by Jeffrey Bernstein Ph.D: Empathy can infuse hope and postive energy back into your love…


When it comes to the survival of intimate relationships, no matter how much love there is between you and your partner, there’s no guarantee that you both will be able to make your love last—even if you think you’re “soulmates.” In fact, without empathy, the love in your relationship will end up like “love” in tennis—one big zero.

A woman I was recently seeing for counseling—”Mary,” age 43—described to me how empathy saved her marriage to her husband, Juan: “All I kept doing was constantly ripping on Juan because I only looked at our relationship from my perspective. I kept forcing myself to act nicer but it didn’t work. But once I really took the time to understand what his thoughts and feelings were, then I felt this love for him come over me.”

If you are questioning whether or not to throw in the relationship towel and call things quits, I am asking you to carefully pay attention to what I am about to share about how crucial empathy is for struggling relationships to heal and thrive.

Love Alone Isn’t Enough

Relationships, and the love that supports them, don’t run on autopilot. As discussed by DeNetto, et. al (2021), the way an individual interprets and responds during conflict plays a huge role in the satisfaction and success of their relationship.
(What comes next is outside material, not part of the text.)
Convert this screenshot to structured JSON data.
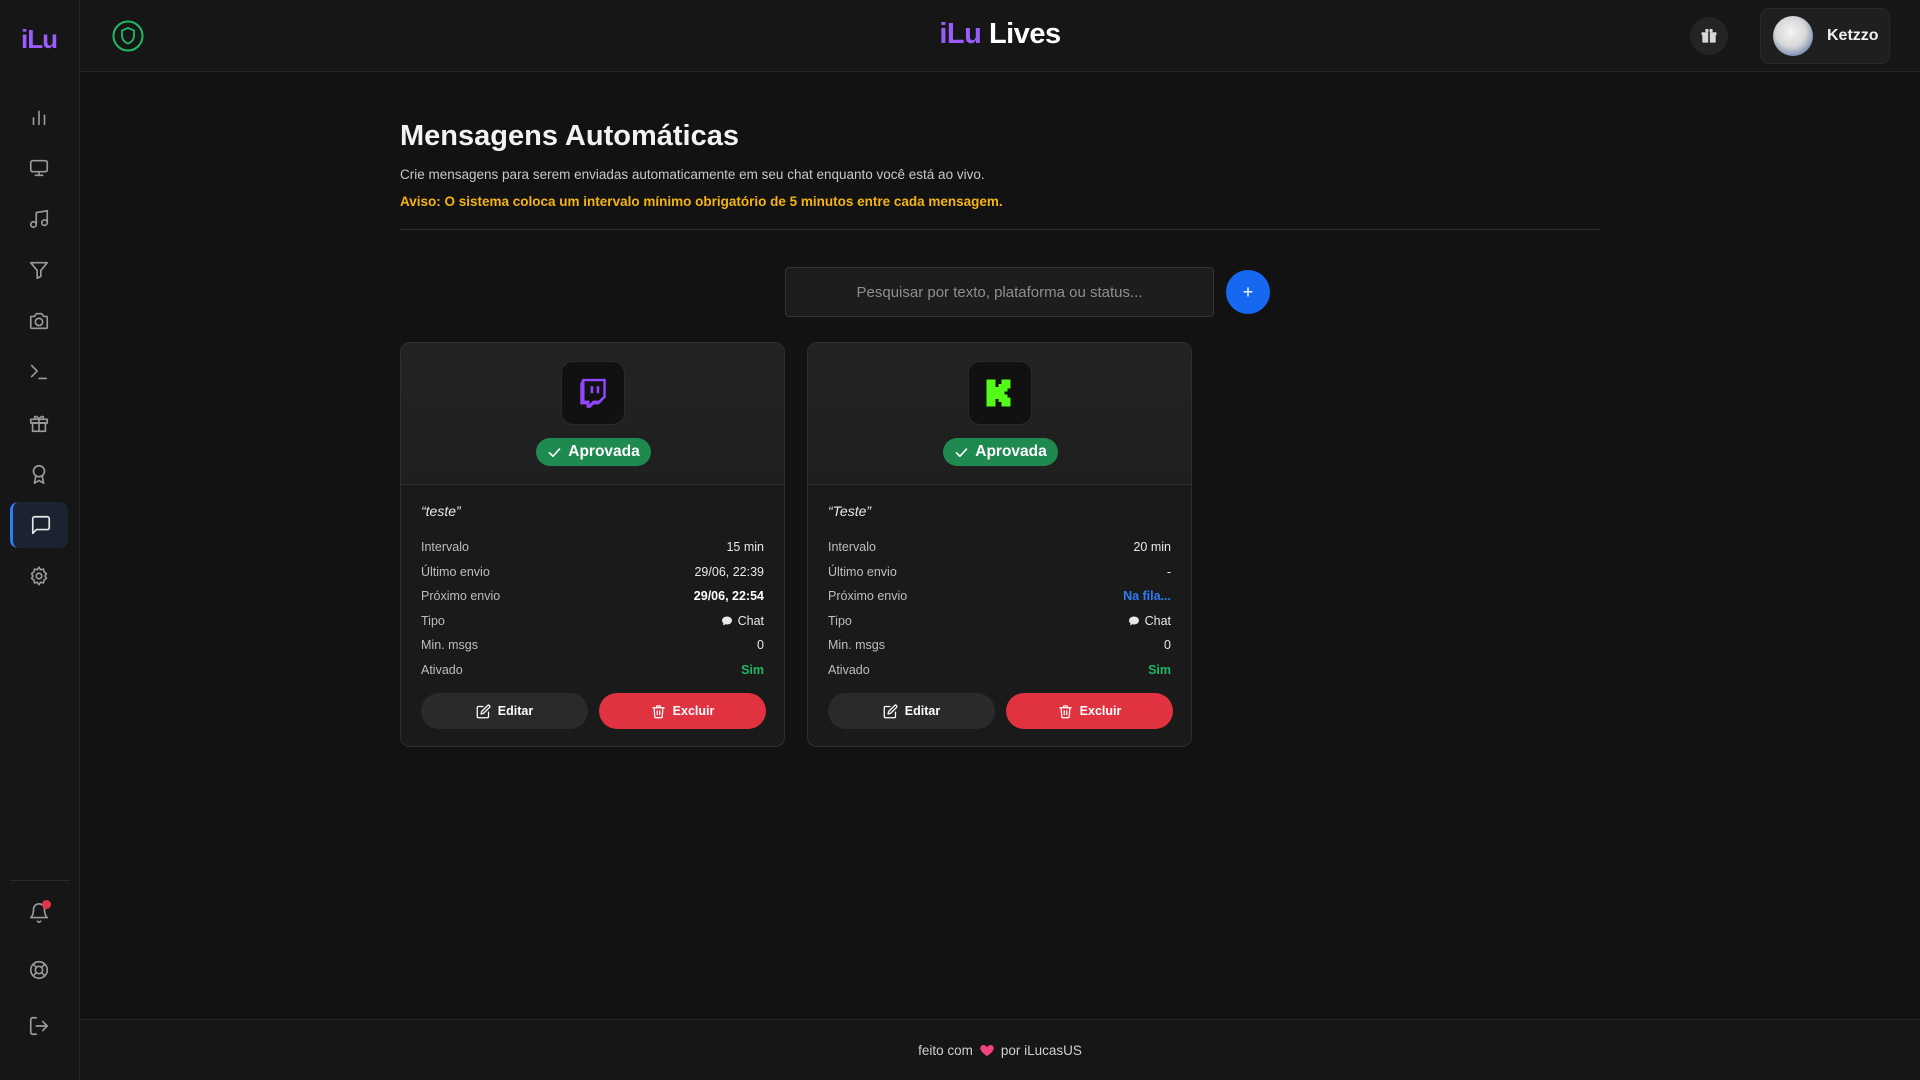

One of the best ways to respond internally when facing conflict with a partner is to set your own ego aside and try to see things from their perspective. This means leading with empathy, which is the gift that keeps on giving in loving relationships.

How Do You Fall Back In Love?

To fall back in love, you and your partner need to learn (or relearn) how to truly know and understand each other. When we show empathy to our intimate partners, we say and demonstrate three powerful words: “I understand you.”

Empathy is not a sacrifice or something that drains or depletes us or our partners. Sympathy can be draining, but not empathy. Sympathy leads us to feel we have to do something. Empathy empowers us by a special sense of togetherness and connection that is formed by powerful mutual shared identification for the one we love.

I have never had someone come into my office and say, “My problem is that my partner understands me too much.” Developing empathy for a partner means really understanding what life has been and is like for them. Empathy is not some mystical power. It is not magic, intuition, or just the “warm fuzzies.” And make no mistake, empathy is not mind-reading, but it may be the next best thing to mind reading in relationships.

Bridging the Gaps of Understanding

We’ve all been on the receiving end of empathy. It feels good. Think of the teachers and bosses you’ve worked hardest for. Chances are, you felt that they connected with you and powerfully understood you. We feel motivated when we feel understood.

Our intimate partners feel motivated when they perceive that they are understood as well. Empathy—the ability to powerfully understand another person—is invaluable in every human relationship. I have seen incredible positive changes occur between fathers and sons, mothers and daughters, siblings, and, of course, intimate partners, who learn and apply this critical skill.

Empathy as Relationship Glue

I describe in my book, Why Can’t You Read My Mind? that empathy is the “emotional glue” for couples. Being able to put yourself in a partner’s shoes will more likely help him or her see your point of view much more than arguing your point.

Empathy as a Bridge

I also think of empathy as a bridge that connects one partner to the other. Each of you grew up with your own unique experiences and expectations. Being empathetic is the best way to bridge the gap between your differences. This bridge, when strong, can withstand the inevitable pounding forces of stress on the relationship, including the demands of children, time, work, and finances. In a truly mutual intimate relationship—which means a partnership of shared understanding—partners are stimulated and energized by genuinely empathizing with one another.

Empathy Restores Depleted Love

Maybe you are saying to yourself, “Why do I have to be empathetic when they are so dense and clueless?” Or you may be thinking, “He needs to be the one to show me empathy first!”

It is an individual decision as to what works and does not work for healing a broken relationship. That said, if you seek to give your intimate relationship another chance, empathy is the express train to board if you truly hope to take a journey back to being in love.

Source: Psychology Today